The scenery had been fantastic, and had it not been raining most of the time, I would have taken a hundred photos. But cameras and rain don’t mix well. In fact, despite the rain I will put it down on the recommended roads list, because in good weather it would have been a highlight of any trip.
Just before entering Ust Kan I saw a sign saying to go beyond there was to enter a restricted border zone, permits needed! This now corresponded with yesterdays problems at Ridder (Leninogorsk). The crossing from Ridder came out not far from ust Kan, and the border zone there too had been a permit only restricted zone. I had hoped to ride further south to Ust Koksa, but the weather and the restricted zone put an end to that. Tony and I refueled and headed east towards the M52 – the Chuisky Trakt.
What started off as a promising asphalt road from Ust Kan deteriorated as both the asphalt ended and a severe storm came out of nowhere drenching us. But yet again persevere we did, and we made it to the M52 at Tuekta, and turned south. I had been told there was a decent sized town at Ongudai, 25km south of the road junction and decided we should head there for a late lunch and to dry out.
As fate would have it, the rain stopped and we pulled into Ongudai in bright sunshine. This day was all about on-again / off-again weather. We feasted on pretty mean rations (the Cafe’s here don’t seem to have awe-inspiring menus) and as it was now after 7pm, we headed on. There was a decent sized town called Aktash, 150 km down the road, and we should find a hotel there.
This was my first taste of the Chuisky Trakt, Tony having had experienced it downstream while waiting for me at Gorno-Altaisk. Its a lovely road. Good asphalt surface, dramatic scenery thru rugged rocky mountains, and yet very very green. Perhaps that was the recent rain?
We reached Aktash 15 minutes after darkness and found a hotel. This time we were not so lucky re wandering off to the centre of town for some food and beer. The hotel was not in the centre and the town looked very very sleepy. We showered and went to bed.
– – –
Rain stopped play. For the first time in the trip, I canceled biking due to the weather. Tony was happy with that too and we headed off to Aktash’s mechanical guru, who happens to have the same name as the President, Dmitri Medvedev. Looks like him too! ‘The President’ washed and fixed a number of niggly things on the bikes, a rivet here, some soldering there, and manufacturing some new parts for Tony’s luggage system.
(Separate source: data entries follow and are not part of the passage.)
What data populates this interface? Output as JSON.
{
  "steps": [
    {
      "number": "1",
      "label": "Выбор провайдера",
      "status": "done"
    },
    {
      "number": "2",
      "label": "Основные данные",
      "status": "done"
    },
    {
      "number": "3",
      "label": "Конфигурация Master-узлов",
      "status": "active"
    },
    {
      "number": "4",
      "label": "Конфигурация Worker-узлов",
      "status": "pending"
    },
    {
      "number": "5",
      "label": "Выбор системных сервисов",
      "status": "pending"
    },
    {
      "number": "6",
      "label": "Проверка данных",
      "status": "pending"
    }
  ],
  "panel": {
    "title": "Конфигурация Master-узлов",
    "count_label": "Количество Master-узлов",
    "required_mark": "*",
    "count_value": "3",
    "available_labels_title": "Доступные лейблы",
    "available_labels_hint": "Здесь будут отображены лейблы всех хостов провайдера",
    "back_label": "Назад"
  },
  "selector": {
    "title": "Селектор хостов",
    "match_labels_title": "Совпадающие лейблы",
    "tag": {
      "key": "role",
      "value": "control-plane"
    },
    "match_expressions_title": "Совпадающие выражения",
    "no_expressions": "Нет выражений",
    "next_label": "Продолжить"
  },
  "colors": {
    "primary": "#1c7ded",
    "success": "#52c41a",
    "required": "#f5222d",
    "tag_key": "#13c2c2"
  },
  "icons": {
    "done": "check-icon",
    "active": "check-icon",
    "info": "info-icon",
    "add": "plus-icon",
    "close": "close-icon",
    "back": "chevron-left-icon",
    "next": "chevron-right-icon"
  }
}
We took advantage of the halt in travel to wash a few loads of clothes. Not sure how they will dry in this weather – maybe flying off the back of the bikes tomorrow.
Brunch and dinner was a similar meal (again very limited menu) in the towns one cafe. For the benefit of those who understand russian menus, it was kotlet c makaronom, i pirozhki. For the others, I wont bother translating, but will try and score a foto tomorrow to explain.
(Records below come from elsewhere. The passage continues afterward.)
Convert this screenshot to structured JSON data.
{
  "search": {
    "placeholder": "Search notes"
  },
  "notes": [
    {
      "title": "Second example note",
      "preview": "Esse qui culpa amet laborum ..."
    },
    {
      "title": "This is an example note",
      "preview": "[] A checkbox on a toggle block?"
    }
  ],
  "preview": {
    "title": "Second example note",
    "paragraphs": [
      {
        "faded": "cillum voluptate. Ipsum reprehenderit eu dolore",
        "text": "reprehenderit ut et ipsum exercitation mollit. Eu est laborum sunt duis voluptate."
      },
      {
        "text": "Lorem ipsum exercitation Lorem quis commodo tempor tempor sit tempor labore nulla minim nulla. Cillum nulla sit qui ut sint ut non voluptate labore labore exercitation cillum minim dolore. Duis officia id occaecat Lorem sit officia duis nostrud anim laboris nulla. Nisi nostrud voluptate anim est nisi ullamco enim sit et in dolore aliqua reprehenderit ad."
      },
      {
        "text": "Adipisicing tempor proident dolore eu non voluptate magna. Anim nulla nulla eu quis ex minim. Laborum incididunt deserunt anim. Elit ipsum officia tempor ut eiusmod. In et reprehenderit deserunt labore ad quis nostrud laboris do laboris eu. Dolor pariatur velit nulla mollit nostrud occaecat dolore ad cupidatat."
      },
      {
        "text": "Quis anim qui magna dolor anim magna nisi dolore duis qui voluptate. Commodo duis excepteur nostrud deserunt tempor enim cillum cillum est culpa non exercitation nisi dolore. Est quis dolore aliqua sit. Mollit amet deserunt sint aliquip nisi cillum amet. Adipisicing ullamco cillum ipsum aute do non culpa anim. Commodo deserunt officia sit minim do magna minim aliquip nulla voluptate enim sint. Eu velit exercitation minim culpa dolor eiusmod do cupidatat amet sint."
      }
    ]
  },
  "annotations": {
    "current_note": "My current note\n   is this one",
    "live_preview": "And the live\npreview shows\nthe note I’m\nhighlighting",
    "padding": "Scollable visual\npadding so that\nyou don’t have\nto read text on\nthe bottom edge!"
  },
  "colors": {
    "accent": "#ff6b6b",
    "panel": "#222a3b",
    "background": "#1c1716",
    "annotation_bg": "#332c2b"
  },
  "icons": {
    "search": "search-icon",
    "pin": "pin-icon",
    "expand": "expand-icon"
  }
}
Its been at least the third day in a row of rain. I saw rain the day I arrived ino Russia in the distant Altai Republic, then Tony and I hit it yesterday, and now again today. This has me worried for the days ahead, specifically the crossing into Tuva. 150 km of dirt tracks plus about 80 km of almost no tracks.
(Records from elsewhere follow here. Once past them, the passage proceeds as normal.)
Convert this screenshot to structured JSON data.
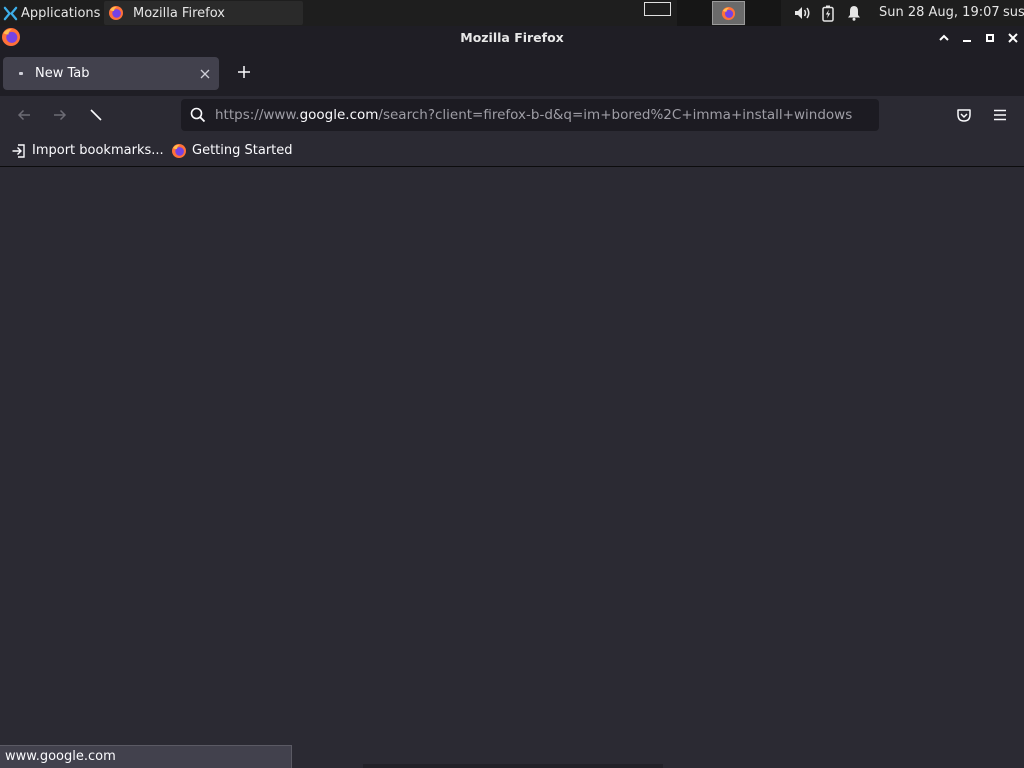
{
  "panel": {
    "applications_label": "Applications",
    "separator": "≡",
    "task_title": "Mozilla Firefox",
    "clock": "Sun 28 Aug, 19:07",
    "user": "sus"
  },
  "window": {
    "title": "Mozilla Firefox"
  },
  "tabs": [
    {
      "label": "New Tab"
    }
  ],
  "urlbar": {
    "prefix": "https://www.",
    "host": "google.com",
    "path": "/search?client=firefox-b-d&q=im+bored%2C+imma+install+windows"
  },
  "bookmarks": [
    {
      "label": "Import bookmarks...",
      "icon": "import-icon"
    },
    {
      "label": "Getting Started",
      "icon": "firefox-icon"
    }
  ],
  "status": {
    "text": "www.google.com"
  },
  "colors": {
    "chrome": "#1f1e25",
    "toolbar": "#2b2a33",
    "urlbar": "#1c1b22",
    "panel": "#1e1e1e"
  }
}
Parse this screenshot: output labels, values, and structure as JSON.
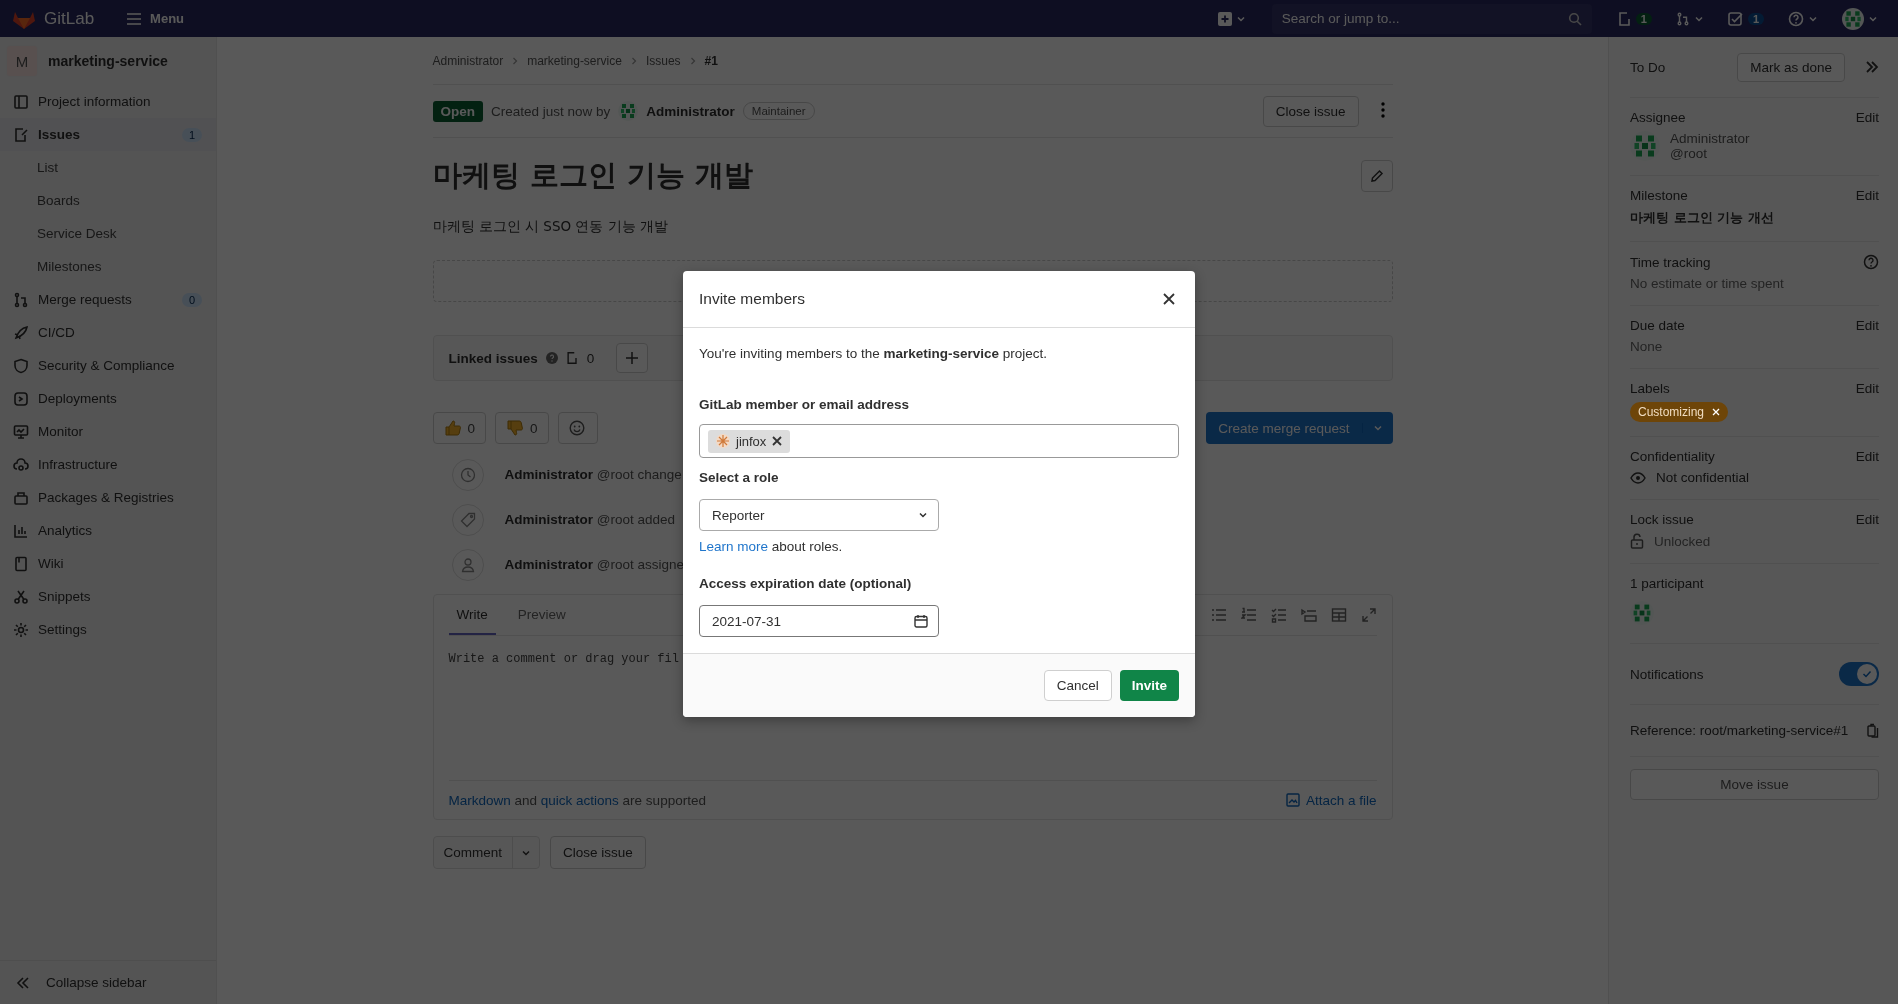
{
  "top_bar": {
    "logo_text": "GitLab",
    "menu_label": "Menu",
    "search": {
      "placeholder": "Search or jump to..."
    },
    "issues_badge": "1",
    "todos_badge": "1"
  },
  "sidebar": {
    "project_initial": "M",
    "project_name": "marketing-service",
    "collapse_label": "Collapse sidebar",
    "items": [
      {
        "label": "Project information",
        "kind": "project",
        "selected": false
      },
      {
        "label": "Issues",
        "kind": "issues",
        "selected": true,
        "count": "1",
        "children": [
          {
            "label": "List",
            "selected": false
          },
          {
            "label": "Boards",
            "selected": false
          },
          {
            "label": "Service Desk",
            "selected": false
          },
          {
            "label": "Milestones",
            "selected": false
          }
        ]
      },
      {
        "label": "Merge requests",
        "kind": "merge",
        "selected": false,
        "count": "0"
      },
      {
        "label": "CI/CD",
        "kind": "rocket",
        "selected": false
      },
      {
        "label": "Security & Compliance",
        "kind": "shield",
        "selected": false
      },
      {
        "label": "Deployments",
        "kind": "deploy",
        "selected": false
      },
      {
        "label": "Monitor",
        "kind": "monitor",
        "selected": false
      },
      {
        "label": "Infrastructure",
        "kind": "cloud",
        "selected": false
      },
      {
        "label": "Packages & Registries",
        "kind": "package",
        "selected": false
      },
      {
        "label": "Analytics",
        "kind": "chart",
        "selected": false
      },
      {
        "label": "Wiki",
        "kind": "book",
        "selected": false
      },
      {
        "label": "Snippets",
        "kind": "scissors",
        "selected": false
      },
      {
        "label": "Settings",
        "kind": "gear",
        "selected": false
      }
    ]
  },
  "breadcrumbs": [
    "Administrator",
    "marketing-service",
    "Issues",
    "#1"
  ],
  "issue": {
    "status": "Open",
    "created_text": "Created just now by",
    "author": "Administrator",
    "author_role": "Maintainer",
    "close_button": "Close issue",
    "title": "마케팅 로그인 기능 개발",
    "description": "마케팅 로그인 시 SSO 연동 기능 개발",
    "linked_issues": {
      "label": "Linked issues",
      "count": "0"
    },
    "reactions": [
      {
        "kind": "thumbs_up",
        "count": "0"
      },
      {
        "kind": "thumbs_down",
        "count": "0"
      },
      {
        "kind": "emoji"
      }
    ],
    "create_mr_button": "Create merge request",
    "activity": [
      {
        "kind": "clock",
        "author": "Administrator",
        "text": "@root change"
      },
      {
        "kind": "tag",
        "author": "Administrator",
        "text": "@root added"
      },
      {
        "kind": "user",
        "author": "Administrator",
        "text": "@root assigne"
      }
    ],
    "editor": {
      "tabs": [
        {
          "label": "Write",
          "selected": true
        },
        {
          "label": "Preview",
          "selected": false
        }
      ],
      "placeholder": "Write a comment or drag your fil",
      "markdown_link": "Markdown",
      "and_text": "and",
      "quick_actions_link": "quick actions",
      "supported_text": "are supported",
      "attach": "Attach a file"
    },
    "comment_button": "Comment",
    "close_issue_button": "Close issue"
  },
  "right_sidebar": {
    "todo_label": "To Do",
    "mark_done_button": "Mark as done",
    "assignee": {
      "heading": "Assignee",
      "edit": "Edit",
      "name": "Administrator",
      "username": "@root"
    },
    "milestone": {
      "heading": "Milestone",
      "edit": "Edit",
      "value": "마케팅 로그인 기능 개선"
    },
    "time_tracking": {
      "heading": "Time tracking",
      "value": "No estimate or time spent"
    },
    "due_date": {
      "heading": "Due date",
      "edit": "Edit",
      "value": "None"
    },
    "labels": {
      "heading": "Labels",
      "edit": "Edit",
      "items": [
        {
          "text": "Customizing",
          "color": "#6e4508"
        }
      ]
    },
    "confidentiality": {
      "heading": "Confidentiality",
      "edit": "Edit",
      "value": "Not confidential"
    },
    "lock": {
      "heading": "Lock issue",
      "edit": "Edit",
      "value": "Unlocked"
    },
    "participants": {
      "heading": "1 participant"
    },
    "notifications": {
      "heading": "Notifications",
      "on": true
    },
    "reference": "Reference: root/marketing-service#1",
    "move_button": "Move issue"
  },
  "modal": {
    "title": "Invite members",
    "intro": "You're inviting members to the **marketing-service** project.",
    "member_label": "GitLab member or email address",
    "tokens": [
      {
        "text": "jinfox"
      }
    ],
    "role_label": "Select a role",
    "role_value": "Reporter",
    "learn_more_link": "Learn more",
    "learn_more_rest": "about roles.",
    "date_label": "Access expiration date (optional)",
    "date_value": "2021-07-31",
    "cancel_button": "Cancel",
    "invite_button": "Invite"
  }
}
The day was rounded out with a couple of local beers, both at the cafe and then in the hotel room.